Input data:
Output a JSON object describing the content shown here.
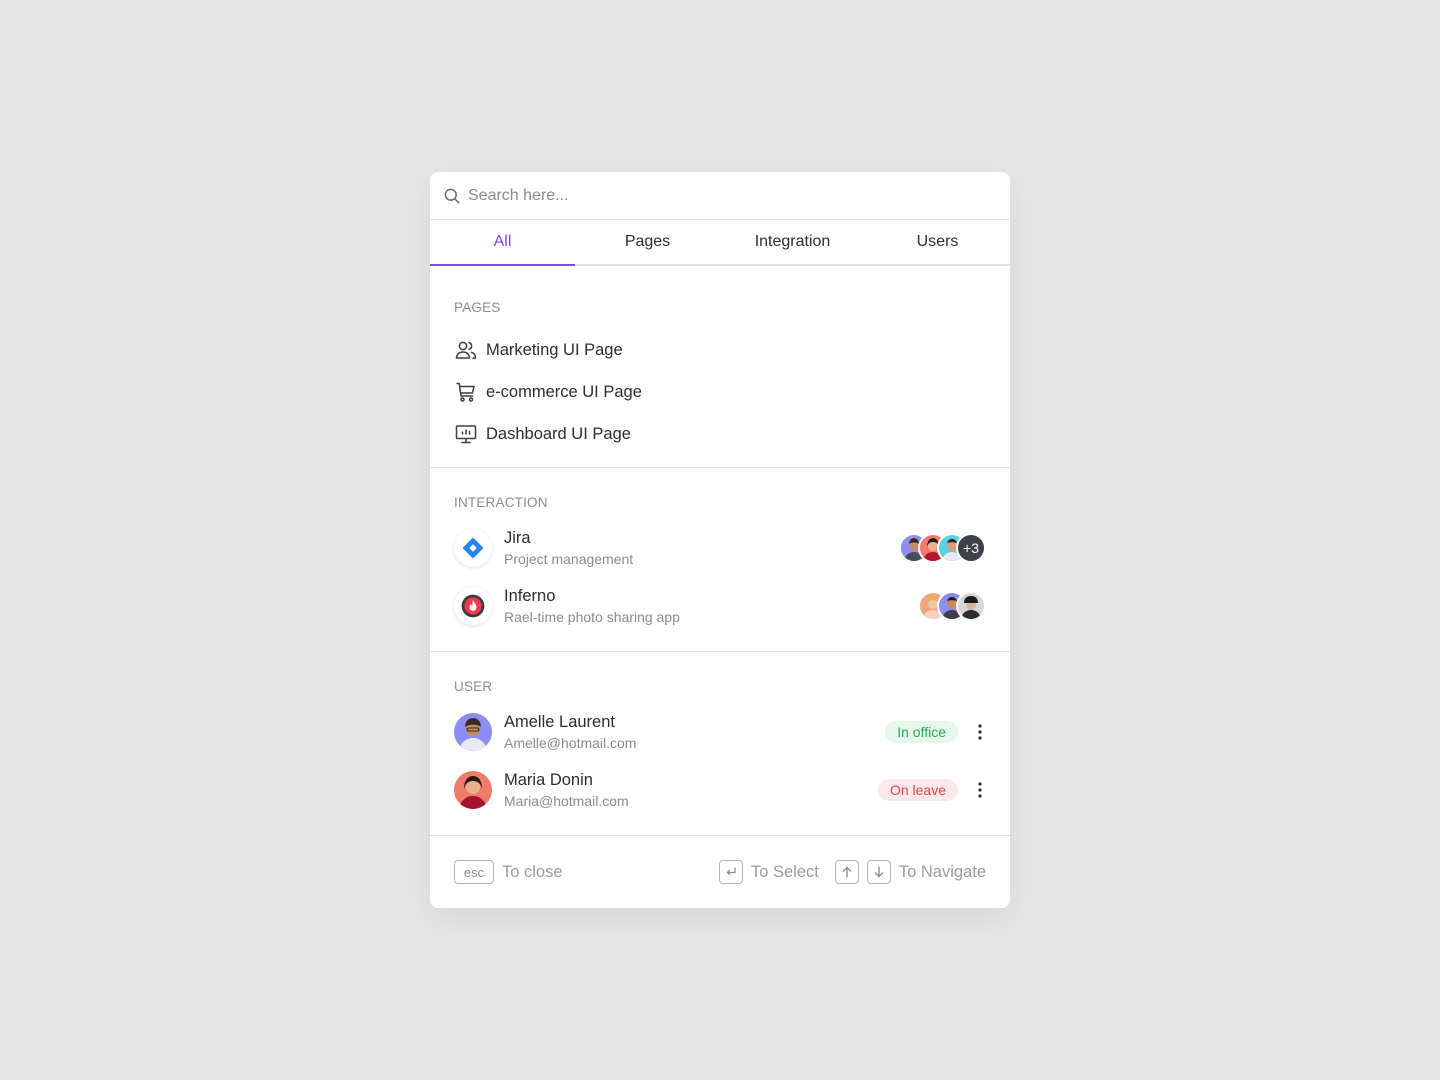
{
  "search": {
    "placeholder": "Search here..."
  },
  "tabs": [
    {
      "label": "All",
      "active": true
    },
    {
      "label": "Pages",
      "active": false
    },
    {
      "label": "Integration",
      "active": false
    },
    {
      "label": "Users",
      "active": false
    }
  ],
  "pages": {
    "title": "PAGES",
    "items": [
      {
        "label": "Marketing UI Page",
        "icon": "users-icon"
      },
      {
        "label": "e-commerce UI Page",
        "icon": "cart-icon"
      },
      {
        "label": "Dashboard UI Page",
        "icon": "monitor-icon"
      }
    ]
  },
  "interaction": {
    "title": "INTERACTION",
    "items": [
      {
        "name": "Jira",
        "description": "Project management",
        "icon": "jira-logo-icon",
        "more_count": "+3"
      },
      {
        "name": "Inferno",
        "description": "Rael-time photo sharing app",
        "icon": "inferno-logo-icon"
      }
    ]
  },
  "user": {
    "title": "USER",
    "items": [
      {
        "name": "Amelle Laurent",
        "email": "Amelle@hotmail.com",
        "status": "In office",
        "status_color": "#27a85a"
      },
      {
        "name": "Maria Donin",
        "email": "Maria@hotmail.com",
        "status": "On leave",
        "status_color": "#e0464f"
      }
    ]
  },
  "footer": {
    "esc_key": "esc",
    "close_hint": "To close",
    "select_hint": "To Select",
    "navigate_hint": "To Navigate"
  },
  "colors": {
    "accent": "#7a4ae6",
    "background": "#e5e5e5"
  }
}
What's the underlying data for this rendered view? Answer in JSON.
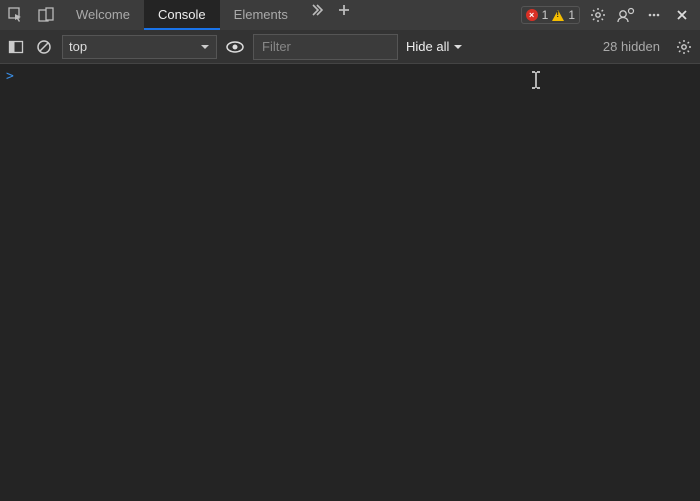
{
  "tabs": {
    "welcome": "Welcome",
    "console": "Console",
    "elements": "Elements"
  },
  "badges": {
    "errors": "1",
    "warnings": "1"
  },
  "toolbar": {
    "context": "top",
    "filter_placeholder": "Filter",
    "level": "Hide all",
    "hidden_count": "28 hidden"
  },
  "console": {
    "prompt": ">"
  }
}
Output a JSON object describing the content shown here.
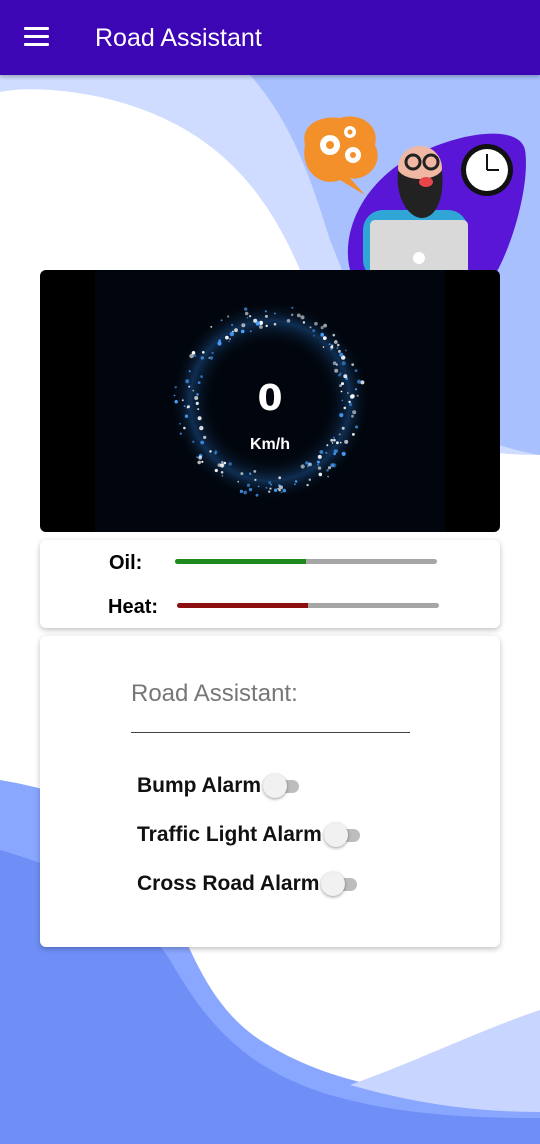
{
  "appbar": {
    "title": "Road Assistant",
    "menu_icon": "hamburger-menu-icon",
    "color": "#3d06b4"
  },
  "speedometer": {
    "value": "0",
    "unit": "Km/h",
    "ring_color": "#4aa3ff"
  },
  "levels": {
    "oil": {
      "label": "Oil:",
      "fraction": 0.5,
      "color": "#1e8a1e"
    },
    "heat": {
      "label": "Heat:",
      "fraction": 0.5,
      "color": "#8b0f0f"
    }
  },
  "alarms": {
    "title": "Road Assistant:",
    "items": [
      {
        "label": "Bump Alarm",
        "enabled": false
      },
      {
        "label": "Traffic Light Alarm",
        "enabled": false
      },
      {
        "label": "Cross Road Alarm",
        "enabled": false
      }
    ]
  }
}
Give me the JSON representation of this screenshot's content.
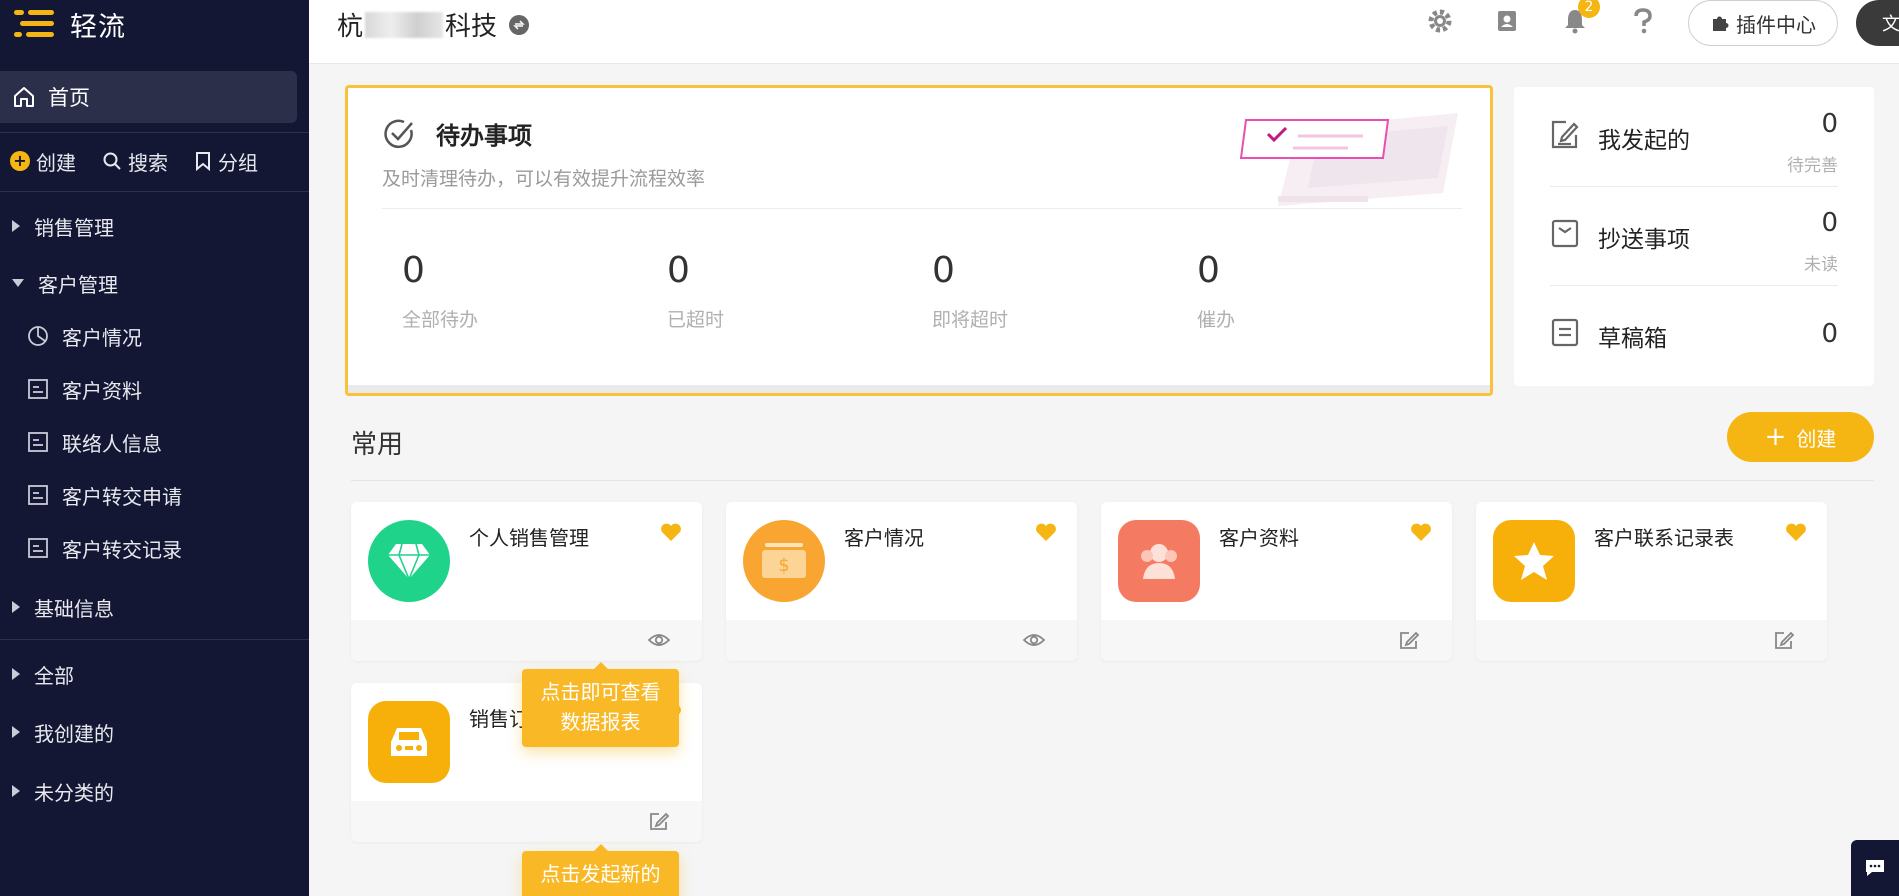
{
  "sidebar": {
    "logo_text": "轻流",
    "home_label": "首页",
    "quick": {
      "create": "创建",
      "search": "搜索",
      "group": "分组"
    },
    "groups": [
      {
        "label": "销售管理",
        "expanded": false
      },
      {
        "label": "客户管理",
        "expanded": true
      },
      {
        "label": "基础信息",
        "expanded": false
      },
      {
        "label": "全部",
        "expanded": false
      },
      {
        "label": "我创建的",
        "expanded": false
      },
      {
        "label": "未分类的",
        "expanded": false
      }
    ],
    "sub_items": [
      "客户情况",
      "客户资料",
      "联络人信息",
      "客户转交申请",
      "客户转交记录"
    ]
  },
  "topbar": {
    "company_prefix": "杭",
    "company_suffix": "科技",
    "notification_count": "2",
    "plugin_label": "插件中心",
    "avatar_text": "文"
  },
  "todo": {
    "title": "待办事项",
    "subtitle": "及时清理待办，可以有效提升流程效率",
    "stats": [
      {
        "value": "0",
        "label": "全部待办"
      },
      {
        "value": "0",
        "label": "已超时"
      },
      {
        "value": "0",
        "label": "即将超时"
      },
      {
        "value": "0",
        "label": "催办"
      }
    ]
  },
  "summary": [
    {
      "label": "我发起的",
      "value": "0",
      "hint": "待完善"
    },
    {
      "label": "抄送事项",
      "value": "0",
      "hint": "未读"
    },
    {
      "label": "草稿箱",
      "value": "0",
      "hint": ""
    }
  ],
  "common": {
    "title": "常用",
    "create_label": "创建",
    "apps": [
      {
        "name": "个人销售管理",
        "icon": "diamond-icon",
        "color": "#1fd38a",
        "action": "eye-icon"
      },
      {
        "name": "客户情况",
        "icon": "wallet-icon",
        "color": "#f8a532",
        "action": "eye-icon"
      },
      {
        "name": "客户资料",
        "icon": "people-icon",
        "color": "#f57a62",
        "action": "edit-icon"
      },
      {
        "name": "客户联系记录表",
        "icon": "star-icon",
        "color": "#f7b00a",
        "action": "edit-icon"
      },
      {
        "name": "销售订",
        "icon": "car-icon",
        "color": "#f7b00a",
        "action": "edit-icon"
      }
    ]
  },
  "tips": {
    "view_report": "点击即可查看数据报表",
    "view_report_line1": "点击即可查看",
    "view_report_line2": "数据报表",
    "start_new": "点击发起新的"
  },
  "colors": {
    "accent": "#f5b512",
    "sidebar_bg": "#131734"
  }
}
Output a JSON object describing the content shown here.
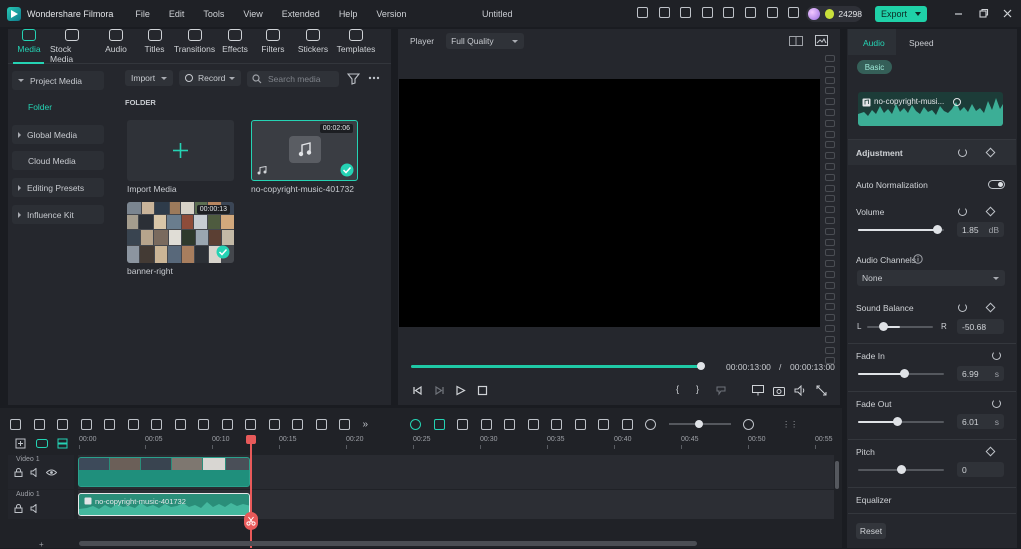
{
  "app": {
    "name": "Wondershare Filmora",
    "document_title": "Untitled"
  },
  "menu": [
    "File",
    "Edit",
    "Tools",
    "View",
    "Extended",
    "Help",
    "Version"
  ],
  "titlebar": {
    "credits": "24298",
    "export_label": "Export"
  },
  "media_tabs": [
    {
      "label": "Media",
      "icon": "media-icon",
      "active": true
    },
    {
      "label": "Stock Media",
      "icon": "stock-media-icon"
    },
    {
      "label": "Audio",
      "icon": "audio-icon"
    },
    {
      "label": "Titles",
      "icon": "titles-icon"
    },
    {
      "label": "Transitions",
      "icon": "transitions-icon"
    },
    {
      "label": "Effects",
      "icon": "effects-icon"
    },
    {
      "label": "Filters",
      "icon": "filters-icon"
    },
    {
      "label": "Stickers",
      "icon": "stickers-icon"
    },
    {
      "label": "Templates",
      "icon": "templates-icon"
    }
  ],
  "sidebar": {
    "project_media": "Project Media",
    "folder": "Folder",
    "global_media": "Global Media",
    "cloud_media": "Cloud Media",
    "editing_presets": "Editing Presets",
    "influence_kit": "Influence Kit"
  },
  "library": {
    "import_label": "Import",
    "record_label": "Record",
    "search_placeholder": "Search media",
    "folder_heading": "FOLDER",
    "items": [
      {
        "label": "Import Media"
      },
      {
        "label": "no-copyright-music-401732",
        "duration": "00:02:06"
      },
      {
        "label": "banner-right",
        "duration": "00:00:13"
      }
    ]
  },
  "player": {
    "label": "Player",
    "quality": "Full Quality",
    "current_time": "00:00:13:00",
    "separator": "/",
    "total_time": "00:00:13:00",
    "progress": 1.0
  },
  "properties": {
    "tabs": [
      "Audio",
      "Speed"
    ],
    "active_tab": "Audio",
    "basic_label": "Basic",
    "clip_name": "no-copyright-musi...",
    "adjustment": "Adjustment",
    "auto_normalization": "Auto Normalization",
    "volume_label": "Volume",
    "volume_value": "1.85",
    "volume_unit": "dB",
    "volume_level": 0.93,
    "audio_channels_label": "Audio Channels",
    "audio_channels_value": "None",
    "sound_balance_label": "Sound Balance",
    "balance_left": "L",
    "balance_right": "R",
    "balance_value": "-50.68",
    "balance_level": 0.25,
    "fade_in_label": "Fade In",
    "fade_in_value": "6.99",
    "fade_in_level": 0.54,
    "fade_out_label": "Fade Out",
    "fade_out_value": "6.01",
    "fade_out_level": 0.46,
    "seconds_unit": "s",
    "pitch_label": "Pitch",
    "pitch_value": "0",
    "pitch_level": 0.5,
    "equalizer_label": "Equalizer",
    "reset_label": "Reset"
  },
  "timeline": {
    "ruler": [
      "00:00",
      "00:05",
      "00:10",
      "00:15",
      "00:20",
      "00:25",
      "00:30",
      "00:35",
      "00:40",
      "00:45",
      "00:50",
      "00:55"
    ],
    "video_track": "Video 1",
    "audio_track": "Audio 1",
    "audio_clip_label": "no-copyright-music-401732"
  },
  "colors": {
    "accent": "#25d3b4",
    "playhead": "#e85a5a",
    "clip": "#2a8e79"
  }
}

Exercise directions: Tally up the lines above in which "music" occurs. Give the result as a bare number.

Finished task: 2